YouTube, following Netflix, is now publicly shaming internet providers for slow video

YouTube, following Netflix, is now publicly shaming internet providers for slow video By Zachary M. Seward and Herman Wong Jul 5 2014


When videos blur, buffer, or won’t play altogether, YouTube is now pinning the blame on your internet service provider. “Experiencing interruptions?” reads the message in a blue bar underneath choppy video, as seen in the above screenshot. Clicking “find out why” brings you to Google’s new website, where it displays video playback quality for internet service providers (ISPs) in various countries. It’s like a report card for your delinquent ISP. Google, which owns YouTube, has a strong interest in deflecting blame for poor video quality. The US government is considering new “net neutrality” regulations that could affect how information, particularly data-heavy streaming video, flows through the internet. ISPs would like to see more of the responsibility placed on video services like YouTube and Netflix, which account for a growing portion of internet traffic.
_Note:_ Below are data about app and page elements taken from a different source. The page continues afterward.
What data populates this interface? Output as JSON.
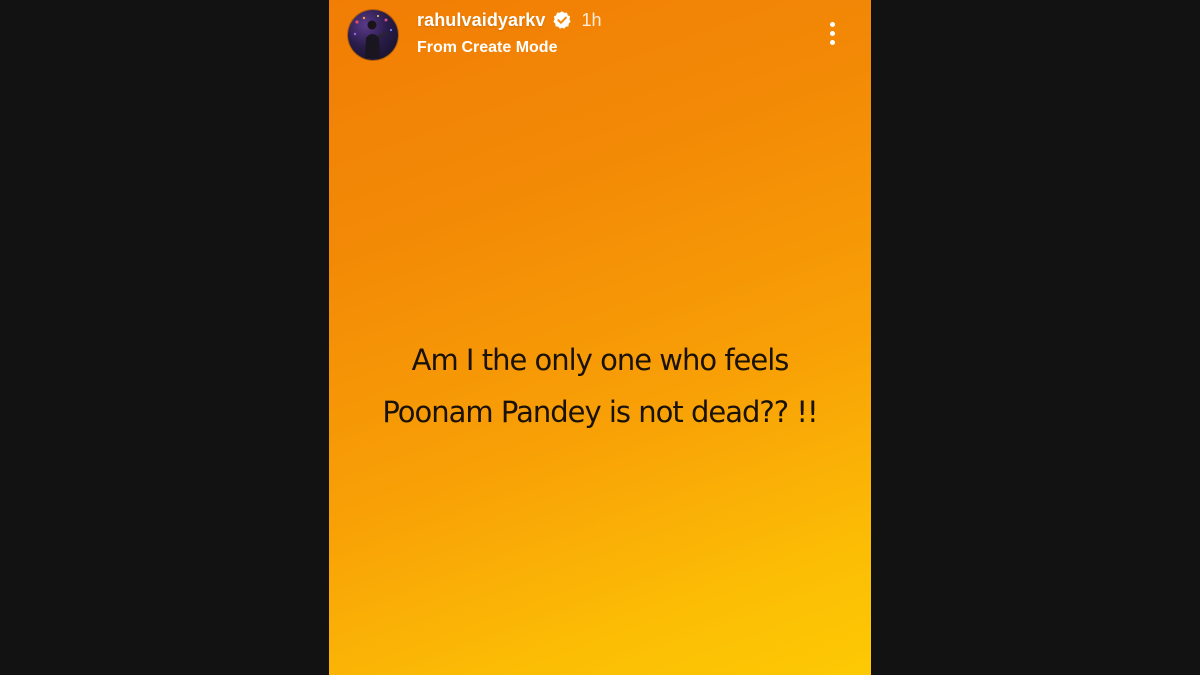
{
  "story": {
    "username": "rahulvaidyarkv",
    "time_ago": "1h",
    "subtitle": "From Create Mode",
    "caption_line_1": "Am I the only one who feels",
    "caption_line_2": "Poonam Pandey is not dead?? !!"
  },
  "icons": {
    "verified": "verified-badge-icon",
    "more": "vertical-ellipsis-icon"
  },
  "colors": {
    "backdrop": "#121212",
    "gradient_top": "#f17d05",
    "gradient_bottom": "#fdc904",
    "caption_text": "#1a1207"
  }
}
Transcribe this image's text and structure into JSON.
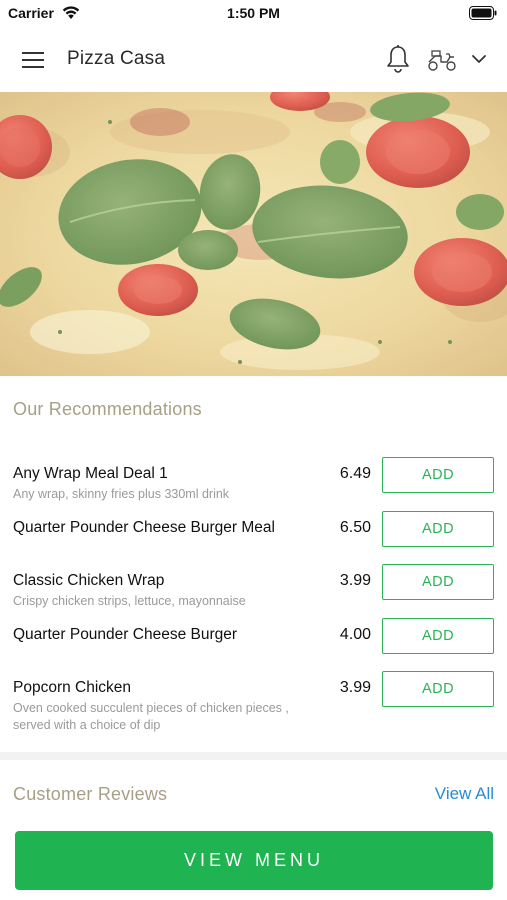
{
  "status_bar": {
    "carrier": "Carrier",
    "time": "1:50 PM"
  },
  "nav": {
    "title": "Pizza Casa",
    "icons": [
      "menu-icon",
      "bell-icon",
      "delivery-icon",
      "chevron-down-icon"
    ]
  },
  "recommendations": {
    "title": "Our Recommendations",
    "add_label": "ADD",
    "items": [
      {
        "name": "Any Wrap Meal Deal 1",
        "description": "Any wrap, skinny fries plus 330ml drink",
        "price": "6.49"
      },
      {
        "name": "Quarter Pounder Cheese Burger Meal",
        "description": "",
        "price": "6.50"
      },
      {
        "name": "Classic Chicken Wrap",
        "description": "Crispy chicken strips, lettuce, mayonnaise",
        "price": "3.99"
      },
      {
        "name": "Quarter Pounder Cheese Burger",
        "description": "",
        "price": "4.00"
      },
      {
        "name": "Popcorn Chicken",
        "description": "Oven cooked succulent pieces of chicken pieces , served with a choice of dip",
        "price": "3.99"
      }
    ]
  },
  "reviews": {
    "title": "Customer Reviews",
    "view_all": "View All"
  },
  "footer": {
    "view_menu": "VIEW MENU"
  },
  "colors": {
    "accent_green": "#1fb352",
    "section_title": "#a89f86",
    "link_blue": "#2a8bd1"
  }
}
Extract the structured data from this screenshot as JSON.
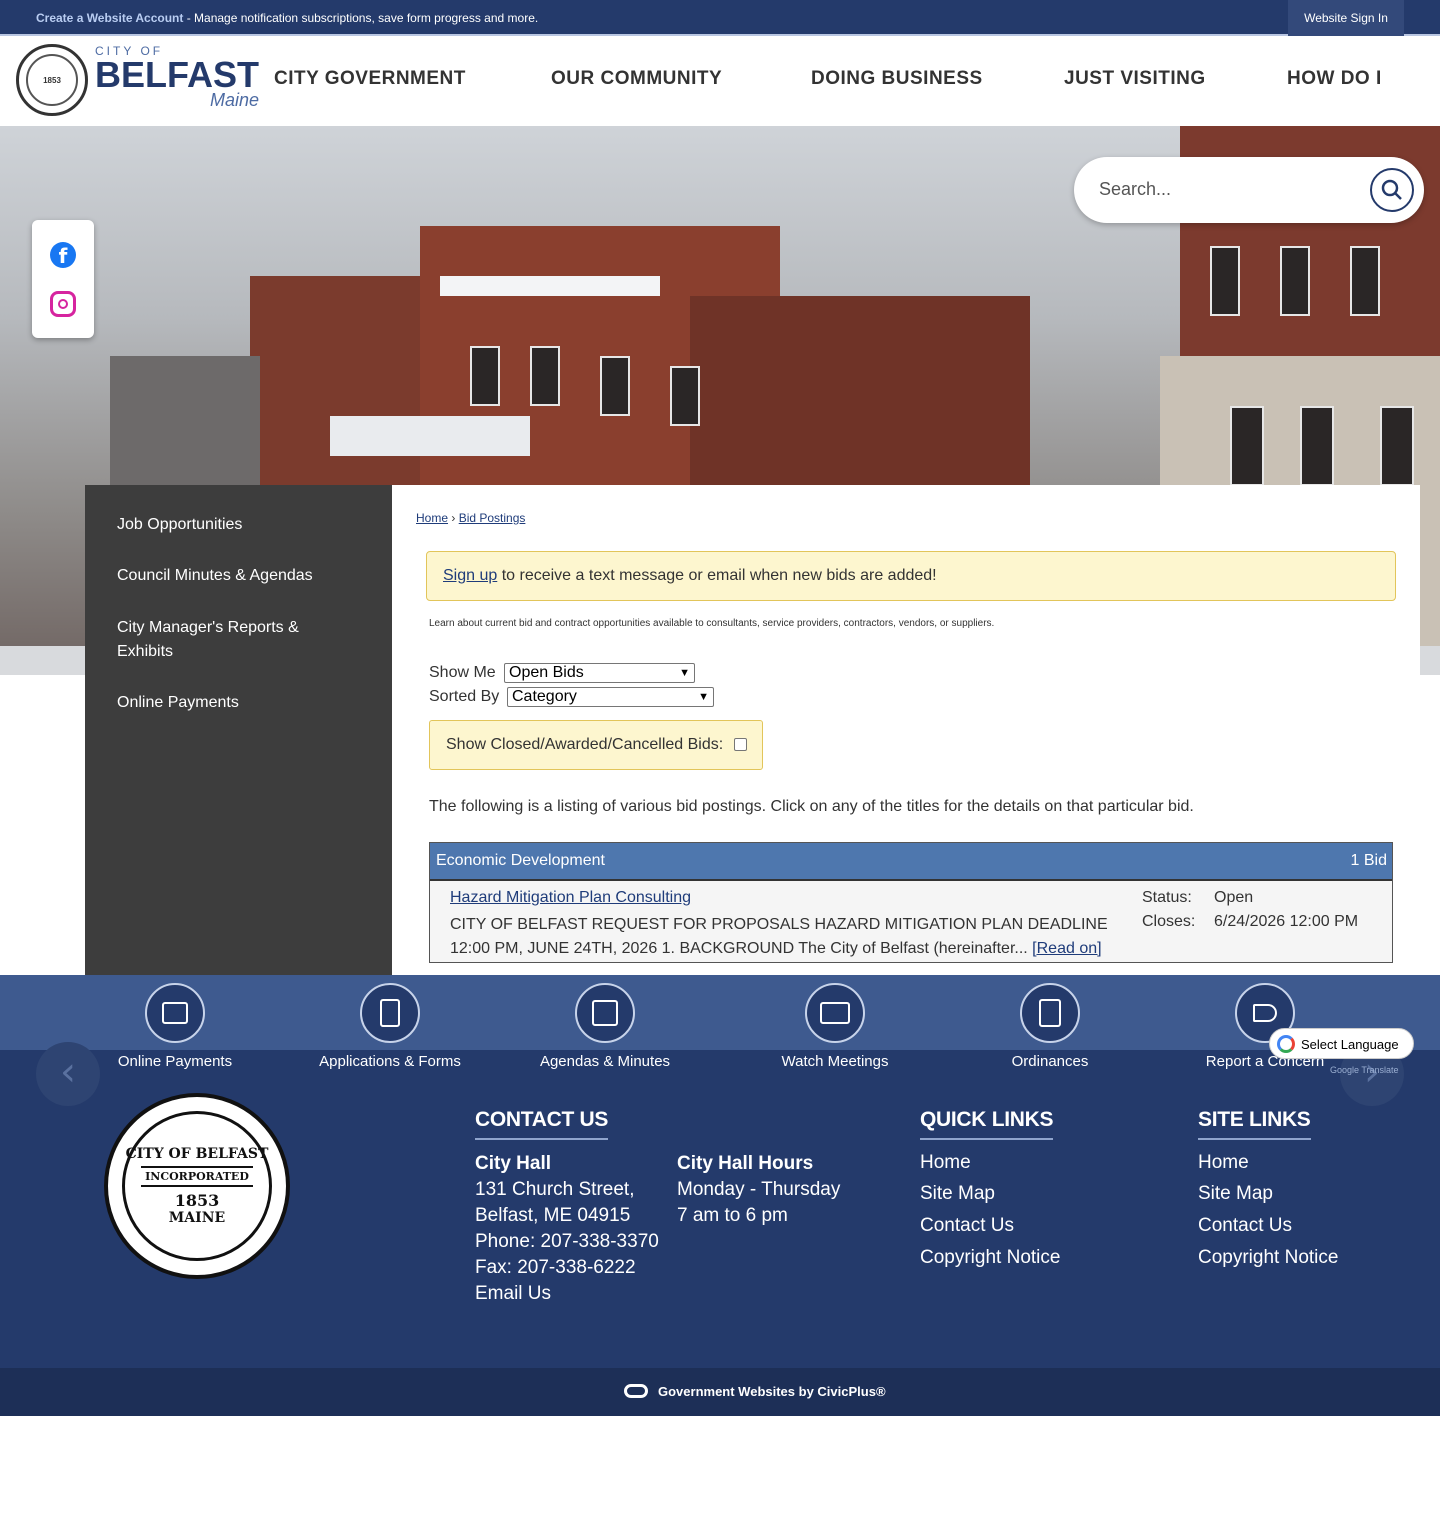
{
  "topbar": {
    "create_account": "Create a Website Account",
    "create_account_rest": " - Manage notification subscriptions, save form progress and more.",
    "signin": "Website Sign In"
  },
  "logo": {
    "city_of": "CITY OF",
    "belfast": "BELFAST",
    "maine": "Maine",
    "seal_top": "CITY OF BELFAST",
    "seal_mid": "INCORPORATED",
    "seal_year": "1853",
    "seal_bottom": "MAINE"
  },
  "nav": [
    "CITY GOVERNMENT",
    "OUR COMMUNITY",
    "DOING BUSINESS",
    "JUST VISITING",
    "HOW DO I"
  ],
  "search": {
    "placeholder": "Search..."
  },
  "social": {
    "facebook": "f"
  },
  "sidebar": {
    "items": [
      "Job Opportunities",
      "Council Minutes & Agendas",
      "City Manager's Reports & Exhibits",
      "Online Payments"
    ]
  },
  "breadcrumb": {
    "home": "Home",
    "sep": " › ",
    "current": "Bid Postings"
  },
  "alert": {
    "link": "Sign up",
    "rest": " to receive a text message or email when new bids are added!"
  },
  "learn": "Learn about current bid and contract opportunities available to consultants, service providers, contractors, vendors, or suppliers.",
  "filters": {
    "show_me_label": "Show Me",
    "show_me_value": "Open Bids",
    "sorted_by_label": "Sorted By",
    "sorted_by_value": "Category",
    "closed_label": "Show Closed/Awarded/Cancelled Bids:"
  },
  "listing_text": "The following is a listing of various bid postings. Click on any of the titles for the details on that particular bid.",
  "bids": {
    "category": "Economic Development",
    "count": "1 Bid",
    "item": {
      "title": "Hazard Mitigation Plan Consulting",
      "desc": "CITY OF BELFAST REQUEST FOR PROPOSALS HAZARD MITIGATION PLAN DEADLINE 12:00 PM, JUNE 24TH, 2026 1. BACKGROUND The City of Belfast (hereinafter... ",
      "read_on": "[Read on]",
      "status_label": "Status:",
      "status_value": "Open",
      "closes_label": "Closes:",
      "closes_value": "6/24/2026 12:00 PM"
    }
  },
  "quick_icons": [
    "Online Payments",
    "Applications & Forms",
    "Agendas & Minutes",
    "Watch Meetings",
    "Ordinances",
    "Report a Concern"
  ],
  "arrows": {
    "prev": "‹",
    "next": "›"
  },
  "translate": {
    "label": "Select Language",
    "powered": "Google Translate"
  },
  "footer": {
    "contact_heading": "CONTACT US",
    "city_hall": "City Hall",
    "address1": "131 Church Street,",
    "address2": "Belfast, ME 04915",
    "phone": "Phone: 207-338-3370",
    "fax": "Fax: 207-338-6222",
    "email": "Email Us",
    "hours_heading": "City Hall Hours",
    "hours_days": "Monday - Thursday",
    "hours_time": "7 am to 6 pm",
    "quick_heading": "QUICK LINKS",
    "quick_links": [
      "Home",
      "Site Map",
      "Contact Us",
      "Copyright Notice"
    ],
    "site_heading": "SITE LINKS",
    "site_links": [
      "Home",
      "Site Map",
      "Contact Us",
      "Copyright Notice"
    ]
  },
  "civicplus": "Government Websites by CivicPlus®"
}
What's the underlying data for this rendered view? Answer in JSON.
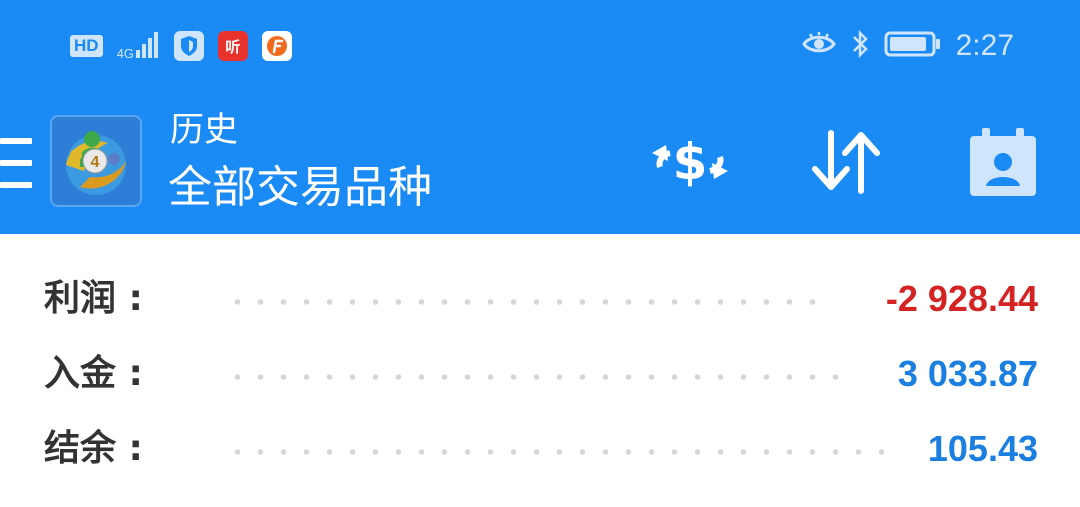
{
  "status_bar": {
    "hd_label": "HD",
    "network_label": "4G",
    "time": "2:27",
    "app_notification_label": "听",
    "icons": [
      "hd-icon",
      "signal-icon",
      "shield-icon",
      "ting-app-icon",
      "f-app-icon",
      "eye-comfort-icon",
      "bluetooth-icon",
      "battery-icon"
    ]
  },
  "header": {
    "title": "历史",
    "subtitle": "全部交易品种",
    "app_logo_badge": "4",
    "actions": [
      "currency-exchange-icon",
      "sort-icon",
      "calendar-contact-icon"
    ]
  },
  "summary": [
    {
      "label": "利润 :",
      "value": "-2 928.44",
      "color": "#d32323"
    },
    {
      "label": "入金 :",
      "value": "3 033.87",
      "color": "#1a7fe0"
    },
    {
      "label": "结余 :",
      "value": "105.43",
      "color": "#1a7fe0"
    }
  ],
  "colors": {
    "accent": "#1a8af5",
    "negative": "#d32323",
    "positive": "#1a7fe0"
  }
}
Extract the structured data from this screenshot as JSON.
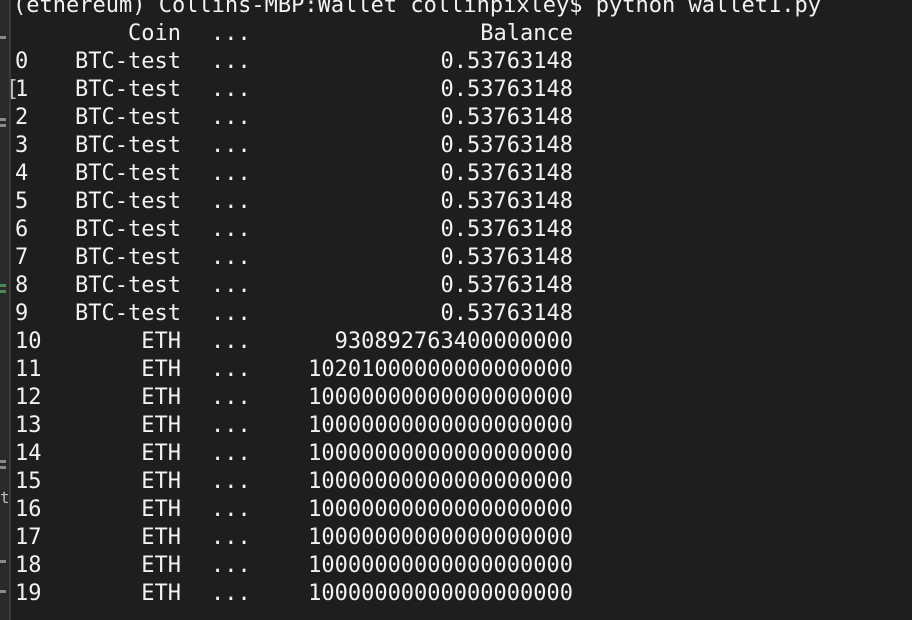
{
  "prompt": "(ethereum) Collins-MBP:Wallet collinpixley$ python wallet1.py",
  "header": {
    "coin": "Coin",
    "dots": "...",
    "balance": "Balance"
  },
  "rows": [
    {
      "index": "0",
      "coin": "BTC-test",
      "dots": "...",
      "balance": "0.53763148"
    },
    {
      "index": "1",
      "coin": "BTC-test",
      "dots": "...",
      "balance": "0.53763148"
    },
    {
      "index": "2",
      "coin": "BTC-test",
      "dots": "...",
      "balance": "0.53763148"
    },
    {
      "index": "3",
      "coin": "BTC-test",
      "dots": "...",
      "balance": "0.53763148"
    },
    {
      "index": "4",
      "coin": "BTC-test",
      "dots": "...",
      "balance": "0.53763148"
    },
    {
      "index": "5",
      "coin": "BTC-test",
      "dots": "...",
      "balance": "0.53763148"
    },
    {
      "index": "6",
      "coin": "BTC-test",
      "dots": "...",
      "balance": "0.53763148"
    },
    {
      "index": "7",
      "coin": "BTC-test",
      "dots": "...",
      "balance": "0.53763148"
    },
    {
      "index": "8",
      "coin": "BTC-test",
      "dots": "...",
      "balance": "0.53763148"
    },
    {
      "index": "9",
      "coin": "BTC-test",
      "dots": "...",
      "balance": "0.53763148"
    },
    {
      "index": "10",
      "coin": "ETH",
      "dots": "...",
      "balance": "930892763400000000"
    },
    {
      "index": "11",
      "coin": "ETH",
      "dots": "...",
      "balance": "10201000000000000000"
    },
    {
      "index": "12",
      "coin": "ETH",
      "dots": "...",
      "balance": "10000000000000000000"
    },
    {
      "index": "13",
      "coin": "ETH",
      "dots": "...",
      "balance": "10000000000000000000"
    },
    {
      "index": "14",
      "coin": "ETH",
      "dots": "...",
      "balance": "10000000000000000000"
    },
    {
      "index": "15",
      "coin": "ETH",
      "dots": "...",
      "balance": "10000000000000000000"
    },
    {
      "index": "16",
      "coin": "ETH",
      "dots": "...",
      "balance": "10000000000000000000"
    },
    {
      "index": "17",
      "coin": "ETH",
      "dots": "...",
      "balance": "10000000000000000000"
    },
    {
      "index": "18",
      "coin": "ETH",
      "dots": "...",
      "balance": "10000000000000000000"
    },
    {
      "index": "19",
      "coin": "ETH",
      "dots": "...",
      "balance": "10000000000000000000"
    }
  ],
  "gutter": {
    "bracket": "[",
    "letter": "t"
  },
  "colors": {
    "background": "#1e1e1e",
    "text": "#f2f2f2",
    "gutter_mark": "#8a8a8a",
    "gutter_mark_green": "#4f8a4f"
  }
}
YouTube’s new notification is similar to one Netflix recently displayed to customers. “The Verizon network is crowded right now,” it said, for instance, when video playback was slow. Verizon called the message“deliberately misleading” and threatened legal action. Netflix defended its finger-pointing but stopped doing it last month. The YouTube notification is more subtle, but the intent is the same. In Google’s view, ISPs are responsible for maintaining the capacity to deliver high-quality video streams. Internet providers argue that crowded networks are inevitable, and video services should find less congested routes for their data, including direct connections that ISPs charge money to set up. Video companies have derided those “fast lanes” even as they sometimes pay for them to improve quality of service. [snip]